When Stephanie Perkins sat down to write her first horror novel, There’s Someone Inside Your House, she looked somewhere very specific for inspiration: slasher movies. “I loved those movies as a teenager, and they had a huge influence on me,” she says. “There actually aren’t a ton of slashers in novel form, and I learned while trying to write one that there’s a pretty good reason for that: it’s a really visual and auditory medium.”
The book tells the story of a killer in a small Nebraska town who loves a gruesome murder and centers on high school student Makani, who recently moved from Hawaii for a fresh start after a tragic incident. The book has since been turned into a slasher movie itself, which debuted this month on Netflix. There’s Someone Inside Your House is part of a resurgence for the subgenre — earlier this year, Netflix turned a Fear Street trilogy into a summer movie event, and classic franchises like Scream and Halloween are making a comeback — and it’s a great example of how slashers are being updated for modern audiences.

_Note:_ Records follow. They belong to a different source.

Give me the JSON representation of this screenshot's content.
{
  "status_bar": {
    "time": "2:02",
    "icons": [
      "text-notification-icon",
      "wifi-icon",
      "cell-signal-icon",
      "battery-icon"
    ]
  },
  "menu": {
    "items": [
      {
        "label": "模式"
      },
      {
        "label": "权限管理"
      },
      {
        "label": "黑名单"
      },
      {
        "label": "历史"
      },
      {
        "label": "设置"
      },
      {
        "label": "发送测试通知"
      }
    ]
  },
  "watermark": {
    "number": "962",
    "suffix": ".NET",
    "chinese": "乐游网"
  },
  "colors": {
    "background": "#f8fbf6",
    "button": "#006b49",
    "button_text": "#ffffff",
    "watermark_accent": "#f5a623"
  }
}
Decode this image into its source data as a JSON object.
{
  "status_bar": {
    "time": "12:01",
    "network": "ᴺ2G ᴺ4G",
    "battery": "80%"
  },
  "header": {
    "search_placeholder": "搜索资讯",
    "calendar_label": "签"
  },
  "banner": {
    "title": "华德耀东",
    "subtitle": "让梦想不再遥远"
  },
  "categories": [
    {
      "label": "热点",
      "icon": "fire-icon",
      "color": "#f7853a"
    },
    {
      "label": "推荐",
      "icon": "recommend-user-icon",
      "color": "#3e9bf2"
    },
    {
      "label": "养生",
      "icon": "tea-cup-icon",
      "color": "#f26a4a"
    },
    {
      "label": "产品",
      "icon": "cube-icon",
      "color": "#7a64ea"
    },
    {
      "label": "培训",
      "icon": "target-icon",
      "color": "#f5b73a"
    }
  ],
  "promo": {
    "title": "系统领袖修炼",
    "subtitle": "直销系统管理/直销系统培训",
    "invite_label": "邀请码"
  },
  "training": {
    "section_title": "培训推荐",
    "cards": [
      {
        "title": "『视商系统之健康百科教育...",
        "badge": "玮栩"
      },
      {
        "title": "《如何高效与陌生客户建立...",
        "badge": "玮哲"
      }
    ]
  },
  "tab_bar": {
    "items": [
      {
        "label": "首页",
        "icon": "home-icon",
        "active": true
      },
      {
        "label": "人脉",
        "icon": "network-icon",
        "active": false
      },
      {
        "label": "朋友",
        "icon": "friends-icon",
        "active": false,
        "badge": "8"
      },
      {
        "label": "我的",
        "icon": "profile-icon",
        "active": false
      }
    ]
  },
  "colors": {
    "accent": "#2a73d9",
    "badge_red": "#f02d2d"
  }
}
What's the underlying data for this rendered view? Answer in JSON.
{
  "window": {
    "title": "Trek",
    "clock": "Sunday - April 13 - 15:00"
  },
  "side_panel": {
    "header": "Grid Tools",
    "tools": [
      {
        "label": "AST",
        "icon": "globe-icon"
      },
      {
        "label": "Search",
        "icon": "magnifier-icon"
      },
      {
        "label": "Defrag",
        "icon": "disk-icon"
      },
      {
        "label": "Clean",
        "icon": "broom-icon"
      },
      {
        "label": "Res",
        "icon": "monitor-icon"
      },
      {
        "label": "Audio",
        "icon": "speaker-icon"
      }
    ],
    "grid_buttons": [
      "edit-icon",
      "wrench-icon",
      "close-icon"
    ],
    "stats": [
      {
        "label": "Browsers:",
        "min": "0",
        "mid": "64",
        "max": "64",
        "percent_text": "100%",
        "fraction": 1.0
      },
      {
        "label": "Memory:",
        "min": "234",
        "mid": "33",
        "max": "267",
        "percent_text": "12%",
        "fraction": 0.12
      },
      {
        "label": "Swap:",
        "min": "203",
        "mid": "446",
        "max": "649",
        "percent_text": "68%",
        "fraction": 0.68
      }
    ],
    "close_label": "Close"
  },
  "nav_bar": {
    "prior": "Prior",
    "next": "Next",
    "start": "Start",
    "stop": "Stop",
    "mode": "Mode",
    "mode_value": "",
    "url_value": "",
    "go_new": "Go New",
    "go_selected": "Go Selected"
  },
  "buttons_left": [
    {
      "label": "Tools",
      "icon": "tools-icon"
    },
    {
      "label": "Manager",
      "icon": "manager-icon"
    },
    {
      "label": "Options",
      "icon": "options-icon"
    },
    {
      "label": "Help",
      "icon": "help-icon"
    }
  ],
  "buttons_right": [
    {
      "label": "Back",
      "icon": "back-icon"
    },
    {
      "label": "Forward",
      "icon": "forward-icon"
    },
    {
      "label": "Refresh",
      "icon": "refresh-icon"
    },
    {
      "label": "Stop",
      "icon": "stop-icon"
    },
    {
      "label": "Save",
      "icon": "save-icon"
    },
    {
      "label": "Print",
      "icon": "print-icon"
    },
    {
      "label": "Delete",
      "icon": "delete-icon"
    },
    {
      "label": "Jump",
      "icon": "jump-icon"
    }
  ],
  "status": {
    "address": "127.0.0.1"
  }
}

First, the big question: just what is it that makes slashers in particular so enduring? The genre is best exemplified by iconic characters like Jason Vorhees and Michael Myers, who came into existence in the late ’70s and early ’80s and expanded to classics like Candyman and Child’s Play. For Perkins, what makes slashers work so well, and what has made them popular for so long, is that they’re the most approachable form of horror.
“There’s this catharsis and a space to explore dark ideas,” she explains. “One of the things that I personally get out of the slasher genre is that it typically comes with a good sense of humor, and there’s often a romantic element to it as well. Even if it’s your baseline ‘teen couple having sex.’ Those elements — the humor and the romance — they tend to provide a pretty good balance and make it a good entry point for people who maybe don’t consume a lot of horror. I really feel like slashers are horror-light, and they tend to have a broader audience because of that.”

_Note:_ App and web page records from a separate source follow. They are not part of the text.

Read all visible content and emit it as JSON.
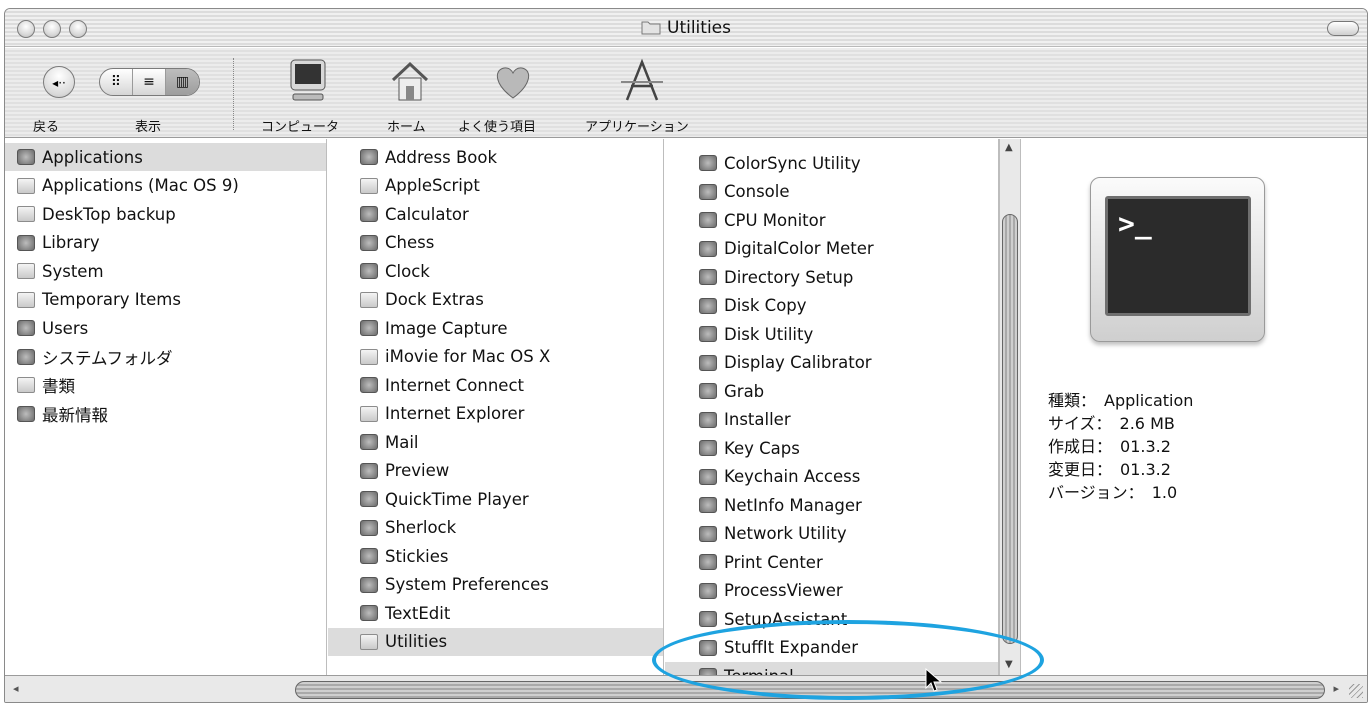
{
  "window": {
    "title": "Utilities"
  },
  "toolbar": {
    "back_label": "戻る",
    "view_label": "表示",
    "computer_label": "コンピュータ",
    "home_label": "ホーム",
    "favorites_label": "よく使う項目",
    "applications_label": "アプリケーション"
  },
  "col1": [
    {
      "label": "Applications",
      "icon": "applications-folder-icon",
      "selected": true
    },
    {
      "label": "Applications (Mac OS 9)",
      "icon": "folder-icon"
    },
    {
      "label": "DeskTop backup",
      "icon": "folder-icon"
    },
    {
      "label": "Library",
      "icon": "library-folder-icon"
    },
    {
      "label": "System",
      "icon": "folder-icon"
    },
    {
      "label": "Temporary Items",
      "icon": "folder-icon"
    },
    {
      "label": "Users",
      "icon": "users-folder-icon"
    },
    {
      "label": "システムフォルダ",
      "icon": "system-folder-icon"
    },
    {
      "label": "書類",
      "icon": "folder-icon"
    },
    {
      "label": "最新情報",
      "icon": "help-document-icon"
    }
  ],
  "col2": [
    {
      "label": "Address Book",
      "icon": "address-book-icon"
    },
    {
      "label": "AppleScript",
      "icon": "folder-icon"
    },
    {
      "label": "Calculator",
      "icon": "calculator-icon"
    },
    {
      "label": "Chess",
      "icon": "chess-icon"
    },
    {
      "label": "Clock",
      "icon": "clock-icon"
    },
    {
      "label": "Dock Extras",
      "icon": "folder-icon"
    },
    {
      "label": "Image Capture",
      "icon": "image-capture-icon"
    },
    {
      "label": "iMovie for Mac OS X",
      "icon": "folder-icon"
    },
    {
      "label": "Internet Connect",
      "icon": "internet-connect-icon"
    },
    {
      "label": "Internet Explorer",
      "icon": "folder-icon"
    },
    {
      "label": "Mail",
      "icon": "mail-icon"
    },
    {
      "label": "Preview",
      "icon": "preview-icon"
    },
    {
      "label": "QuickTime Player",
      "icon": "quicktime-icon"
    },
    {
      "label": "Sherlock",
      "icon": "sherlock-icon"
    },
    {
      "label": "Stickies",
      "icon": "stickies-icon"
    },
    {
      "label": "System Preferences",
      "icon": "system-preferences-icon"
    },
    {
      "label": "TextEdit",
      "icon": "textedit-icon"
    },
    {
      "label": "Utilities",
      "icon": "folder-icon",
      "selected": true
    }
  ],
  "col3": [
    {
      "label": "ColorSync Utility",
      "icon": "colorsync-icon"
    },
    {
      "label": "Console",
      "icon": "console-icon"
    },
    {
      "label": "CPU Monitor",
      "icon": "cpu-monitor-icon"
    },
    {
      "label": "DigitalColor Meter",
      "icon": "digitalcolor-meter-icon"
    },
    {
      "label": "Directory Setup",
      "icon": "directory-setup-icon"
    },
    {
      "label": "Disk Copy",
      "icon": "disk-copy-icon"
    },
    {
      "label": "Disk Utility",
      "icon": "disk-utility-icon"
    },
    {
      "label": "Display Calibrator",
      "icon": "display-calibrator-icon"
    },
    {
      "label": "Grab",
      "icon": "grab-icon"
    },
    {
      "label": "Installer",
      "icon": "installer-icon"
    },
    {
      "label": "Key Caps",
      "icon": "key-caps-icon"
    },
    {
      "label": "Keychain Access",
      "icon": "keychain-icon"
    },
    {
      "label": "NetInfo Manager",
      "icon": "netinfo-icon"
    },
    {
      "label": "Network Utility",
      "icon": "network-utility-icon"
    },
    {
      "label": "Print Center",
      "icon": "print-center-icon"
    },
    {
      "label": "ProcessViewer",
      "icon": "processviewer-icon"
    },
    {
      "label": "SetupAssistant",
      "icon": "setup-assistant-icon"
    },
    {
      "label": "StuffIt Expander",
      "icon": "stuffit-icon"
    },
    {
      "label": "Terminal",
      "icon": "terminal-icon",
      "selected": true
    }
  ],
  "preview": {
    "prompt_glyph": ">_",
    "kind_label": "種類：",
    "kind_value": "Application",
    "size_label": "サイズ：",
    "size_value": "2.6 MB",
    "created_label": "作成日：",
    "created_value": "01.3.2",
    "modified_label": "変更日：",
    "modified_value": "01.3.2",
    "version_label": "バージョン：",
    "version_value": "1.0"
  },
  "colors": {
    "highlight": "#1ea3e0",
    "selection": "#dcdcdc"
  }
}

Henry Gayden, the screenwriter for the film adaptation of There’s Someone Inside Your House, adds that “[t]he other component that makes them endure is the age range of the characters in them. Usually — not always — they’re teenagers. And I think that’s for a reason. The ones that really endure are usually somewhat coming of age stories.”
The trick to making a new one, he says, is finding a hook to set it apart from the many, many blood-soaked slashers from the last few decades. (As part of preparing to adapt the novel, Gayden says he watched 153 different slasher movies for research, from genre-defining titles to more obscure and forgotten fare.) In the case of There’s Someone Inside Your House, there are a few things the movie tries to do differently. One is pulled directly from the source material.
“What really made me want to write a slasher movie was the way Stephanie wrote the book,” he says. “Most slasher movies, with the exception of the big ones — Halloween, Scream — don’t really have memorable characters, don’t really care about emotional investment. What her book brought was that background into a genre that doesn’t usually have feelings.”
This, in turn, connected to the most fun part of the genre: the kills. Gayden was able to not only come up with inventive and gruesome ways for characters to die but also find ways for those deaths to connect to the hidden secrets that caused them to be targeted in the first place. (In an unsettling twist, the movie’s killer wears a 3D printed mask of the impending victim.)
“I wrote the first two set-pieces first because I wanted to figure out the tone and make them scary and funny if I could,” Gayden says of the process for coming up with kills. “I wanted to have something emotional in those two, which is why I brought this idea of not only are you killed by someone, but you’re going to be killed by someone who knows the one thing about you that you don’t want anyone else to know. And when you die, they’re going to tell the world about it. Not only that, they’re wearing your face.”
For the original novel, Perkins had a slightly different mandate for the deaths. “What’s the grossest way that I can do this? That’s what I was genuinely interested in,” she says. “For me, that was the most fun part. It’s like a cartoon level of violence; it’s not something we typically see in the real world. So as someone who watches lots and lots of horror, I really do get — as terrible as it might sound — really excited to see cool deaths.”
One of the great things about horror is how the core element — the scares — often stands the test of time. The classics persist because they still have the ability to frighten, even if they’re lacking in modern special effects. The slasher movie canon is filled with movies that are almost timeless in a strange, blood-soaked way. And Perkins has a theory for why that is.
“We’ve always been afraid of the same things,” she says. “And those are never going to go away. You’ll see things change in the genre, in terms of victimology or how we’re discussing the characters, but if you can scare someone 40 years ago, you can scare them with that same material now.”